The pervasiveness of rape culture in the military is an ongoing problem. The Washington Post found that the amount of military personnel that anonymously reported instances of “unwanted sexual contact” rose roughly 33 percent last year, or about 26,000 military members. Actual reports made to the Pentagon number far less. The defense department, seeing the need to address this ongoing problem, launched an inter-branch program called Sexual Assault and Prevention Response, aimed at eradicating the culture that exists in the armed forces where sexual assault goes unchecked and mostly unreported.
Well, yesterday the head of the Air Force’s branch of the program was arrested and accused of sexual assault:
Lt. Col. Jeff Krusinski is accused of fondling a woman in a Crystal City parking lot early Sunday morning.
“A drunken male subject approached a female victim in a parking lot and grabbed her breasts and buttocks,” according to a Arlington County Police Department crime report. “The victim fought the suspect off as he attempted to touch her again and alerted police.”
“Jeffrey Krusinski, 41, of Arlington, VA, was arrested and charged with sexual battery,” police said. “He was held on a $5,000 unsecured bond.”

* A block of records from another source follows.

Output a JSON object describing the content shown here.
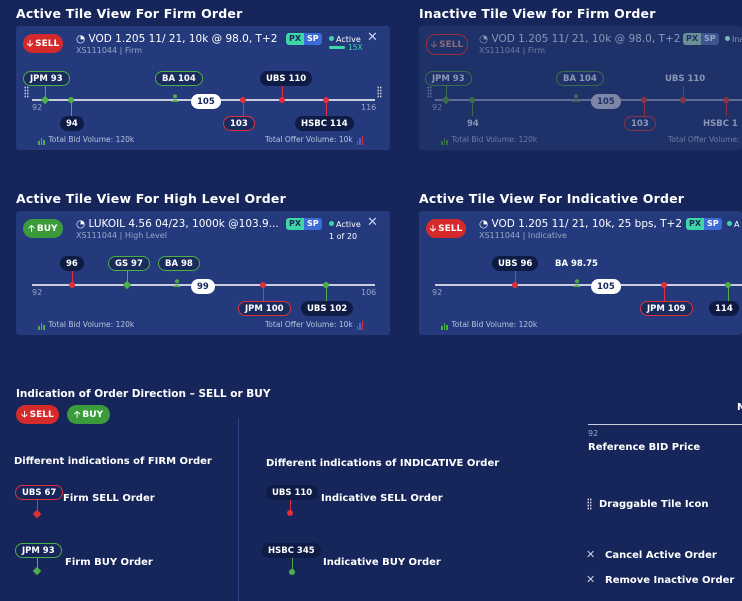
{
  "tiles": [
    {
      "title": "Active Tile View For Firm Order",
      "direction": "SELL",
      "instrument": "VOD 1.205 11/ 21, 10k @ 98.0, T+2",
      "isin": "XS111044 | Firm",
      "px": "PX",
      "sp": "SP",
      "status": "Active",
      "substatus": "15X",
      "tick_min": "92",
      "tick_max": "116",
      "ref": "105",
      "orders": [
        {
          "label": "JPM 93",
          "kind": "fbuy"
        },
        {
          "label": "BA 104",
          "kind": "fbuy"
        },
        {
          "label": "UBS 110",
          "kind": "ind"
        },
        {
          "label": "94",
          "kind": "ind"
        },
        {
          "label": "103",
          "kind": "fsell"
        },
        {
          "label": "HSBC 114",
          "kind": "ind"
        }
      ],
      "bid_volume": "Total Bid Volume: 120k",
      "offer_volume": "Total Offer Volume: 10k"
    },
    {
      "title": "Inactive Tile View for Firm Order",
      "direction": "SELL",
      "instrument": "VOD 1.205 11/ 21, 10k @ 98.0, T+2",
      "isin": "XS111044 | Firm",
      "px": "PX",
      "sp": "SP",
      "status": "Ina",
      "tick_min": "92",
      "ref": "105",
      "orders": [
        {
          "label": "JPM 93"
        },
        {
          "label": "BA 104"
        },
        {
          "label": "UBS 110"
        },
        {
          "label": "94"
        },
        {
          "label": "103"
        },
        {
          "label": "HSBC 1"
        }
      ],
      "bid_volume": "Total Bid Volume: 120k",
      "offer_volume": "Total Offer Volume: 10k"
    },
    {
      "title": "Active Tile View For High Level Order",
      "direction": "BUY",
      "instrument": "LUKOIL 4.56 04/23, 1000k @103.9...",
      "isin": "XS111044 | High Level",
      "px": "PX",
      "sp": "SP",
      "status": "Active",
      "substatus": "1 of 20",
      "tick_min": "92",
      "tick_max": "106",
      "ref": "99",
      "orders": [
        {
          "label": "96"
        },
        {
          "label": "GS 97"
        },
        {
          "label": "BA 98"
        },
        {
          "label": "JPM 100"
        },
        {
          "label": "UBS 102"
        }
      ],
      "bid_volume": "Total Bid Volume: 120k",
      "offer_volume": "Total Offer Volume: 10k"
    },
    {
      "title": "Active Tile View For Indicative Order",
      "direction": "SELL",
      "instrument": "VOD 1.205 11/ 21, 10k, 25 bps, T+2",
      "isin": "XS111044 | Indicative",
      "px": "PX",
      "sp": "SP",
      "status": "A",
      "tick_min": "92",
      "ref": "105",
      "orders": [
        {
          "label": "UBS 96"
        },
        {
          "label": "BA 98.75"
        },
        {
          "label": "JPM 109"
        },
        {
          "label": "114"
        }
      ],
      "bid_volume": "Total Bid Volume: 120k"
    }
  ],
  "legend": {
    "direction_title": "Indication of Order Direction – SELL or BUY",
    "sell": "SELL",
    "buy": "BUY",
    "firm_title": "Different indications of FIRM Order",
    "firm_sell_tag": "UBS 67",
    "firm_sell_label": "Firm SELL Order",
    "firm_buy_tag": "JPM 93",
    "firm_buy_label": "Firm BUY Order",
    "ind_title": "Different indications of INDICATIVE Order",
    "ind_sell_tag": "UBS 110",
    "ind_sell_label": "Indicative SELL Order",
    "ind_buy_tag": "HSBC 345",
    "ind_buy_label": "Indicative BUY Order",
    "ref_tick": "92",
    "ref_label": "Reference BID Price",
    "cut_letter": "N",
    "drag_label": "Draggable Tile Icon",
    "cancel_label": "Cancel Active Order",
    "remove_label": "Remove Inactive Order"
  },
  "colors": {
    "background": "#16265a",
    "tile": "#243a7c",
    "sell": "#e0303a",
    "buy": "#4caf48",
    "px": "#3fd6a6",
    "sp": "#3a6bd6"
  }
}
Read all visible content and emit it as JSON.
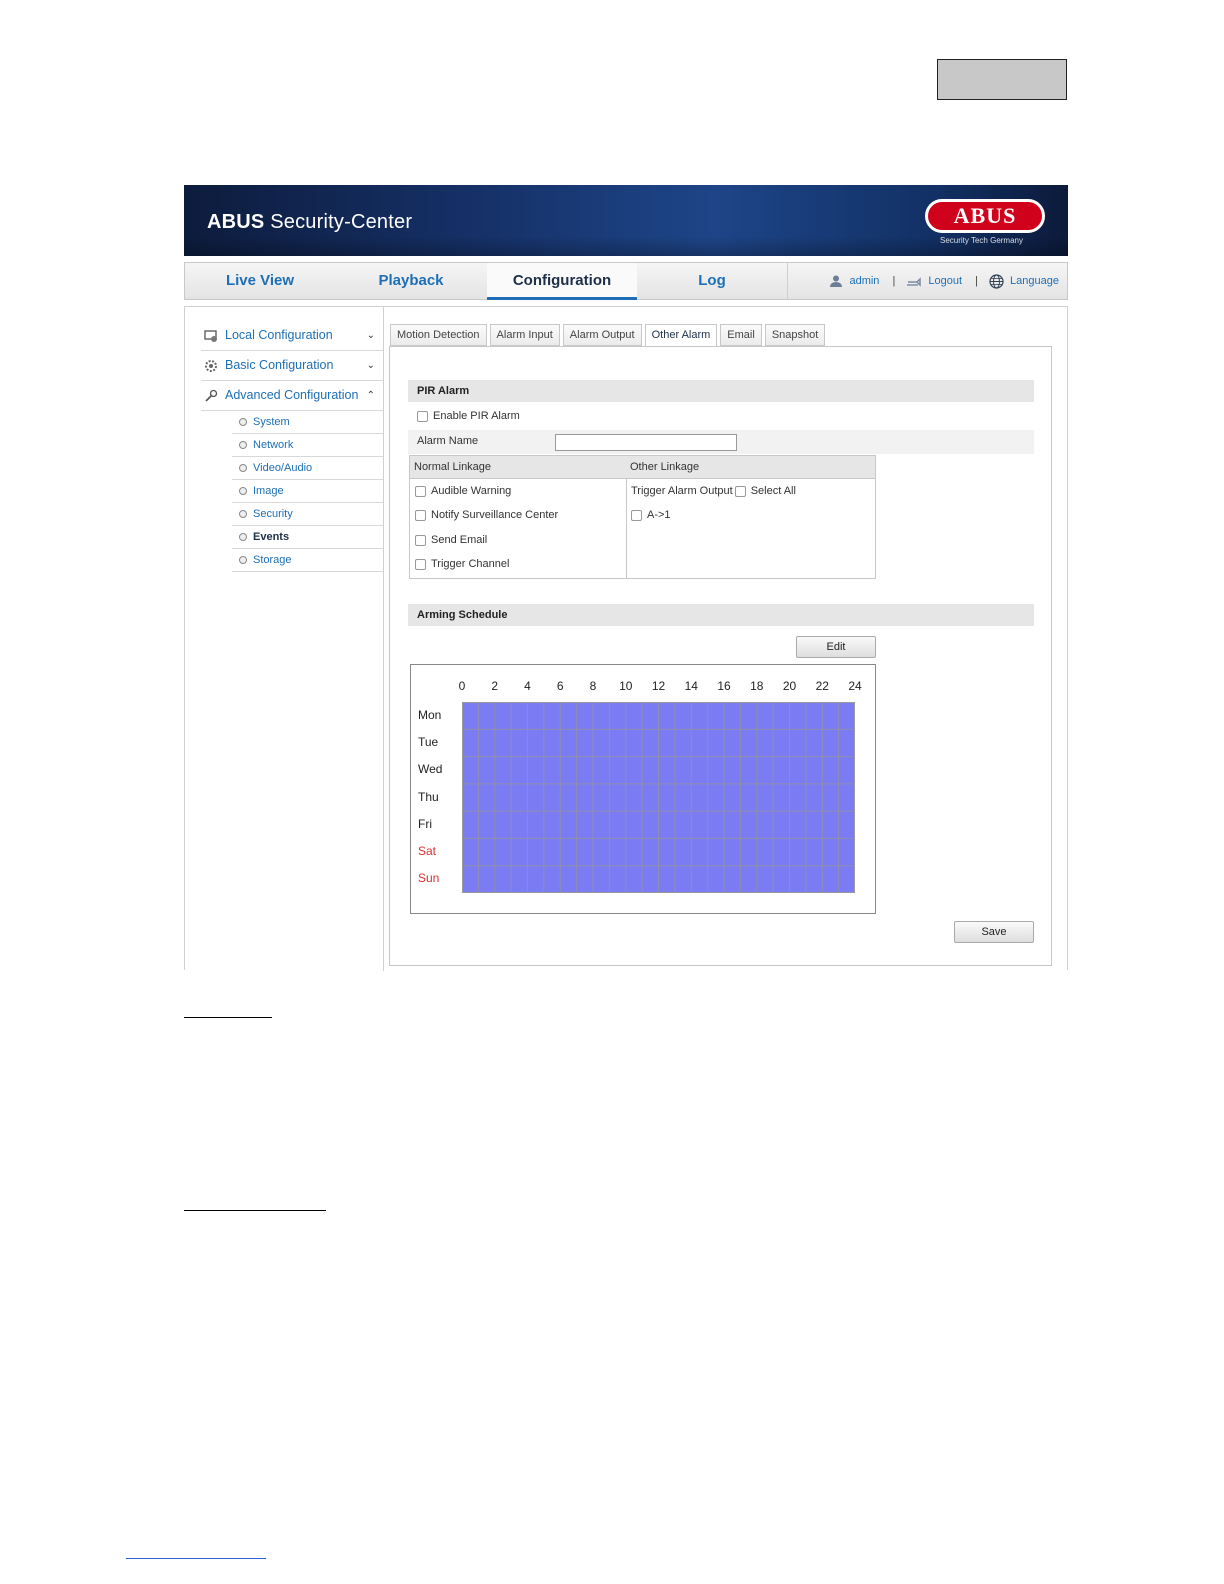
{
  "banner": {
    "title_bold": "ABUS",
    "title_rest": " Security-Center",
    "logo_text": "ABUS",
    "logo_sub": "Security Tech Germany"
  },
  "topnav": {
    "items": [
      {
        "label": "Live View"
      },
      {
        "label": "Playback"
      },
      {
        "label": "Configuration",
        "active": true
      },
      {
        "label": "Log"
      }
    ],
    "user": "admin",
    "logout": "Logout",
    "language": "Language",
    "divider": "|"
  },
  "sidebar": {
    "groups": [
      {
        "label": "Local Configuration",
        "chevron": "⌄"
      },
      {
        "label": "Basic Configuration",
        "chevron": "⌄"
      },
      {
        "label": "Advanced Configuration",
        "chevron": "⌃"
      }
    ],
    "sub_items": [
      "System",
      "Network",
      "Video/Audio",
      "Image",
      "Security",
      "Events",
      "Storage"
    ],
    "active_sub": "Events"
  },
  "tabs": [
    "Motion Detection",
    "Alarm Input",
    "Alarm Output",
    "Other Alarm",
    "Email",
    "Snapshot"
  ],
  "active_tab": "Other Alarm",
  "pir": {
    "section_title": "PIR Alarm",
    "enable_label": "Enable PIR Alarm",
    "enable_checked": false,
    "alarm_name_label": "Alarm Name",
    "alarm_name_value": ""
  },
  "linkage": {
    "normal_header": "Normal Linkage",
    "other_header": "Other Linkage",
    "normal_items": [
      "Audible Warning",
      "Notify Surveillance Center",
      "Send Email",
      "Trigger Channel"
    ],
    "trigger_output_label": "Trigger Alarm Output",
    "select_all_label": "Select All",
    "outputs": [
      "A->1"
    ]
  },
  "schedule": {
    "section_title": "Arming Schedule",
    "edit_button": "Edit",
    "hours": [
      "0",
      "2",
      "4",
      "6",
      "8",
      "10",
      "12",
      "14",
      "16",
      "18",
      "20",
      "22",
      "24"
    ],
    "days": [
      "Mon",
      "Tue",
      "Wed",
      "Thu",
      "Fri",
      "Sat",
      "Sun"
    ],
    "weekend_days": [
      "Sat",
      "Sun"
    ],
    "armed": "all days, 0–24",
    "fill_color": "#7b7bf3",
    "weekend_color": "#d9302c"
  },
  "save_button": "Save",
  "colors": {
    "accent": "#1d6fb6",
    "active_tab_underline": "#1f6db8",
    "banner_dark": "#0d1c3d"
  }
}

For the Air Force, this is a particularly persistent problem. They’ve been quick to acknowledge that it’s an ongoing struggle to contain “a cancer” of sexual assault in the ranks. Air Force leadership has faced heavy scrutiny from Congress over its past dubious judgments in handling sex-crimes, including but not limited to the rape and assault of dozens of recruits by basic-training instructors at Lackland Air Force Base in Texas.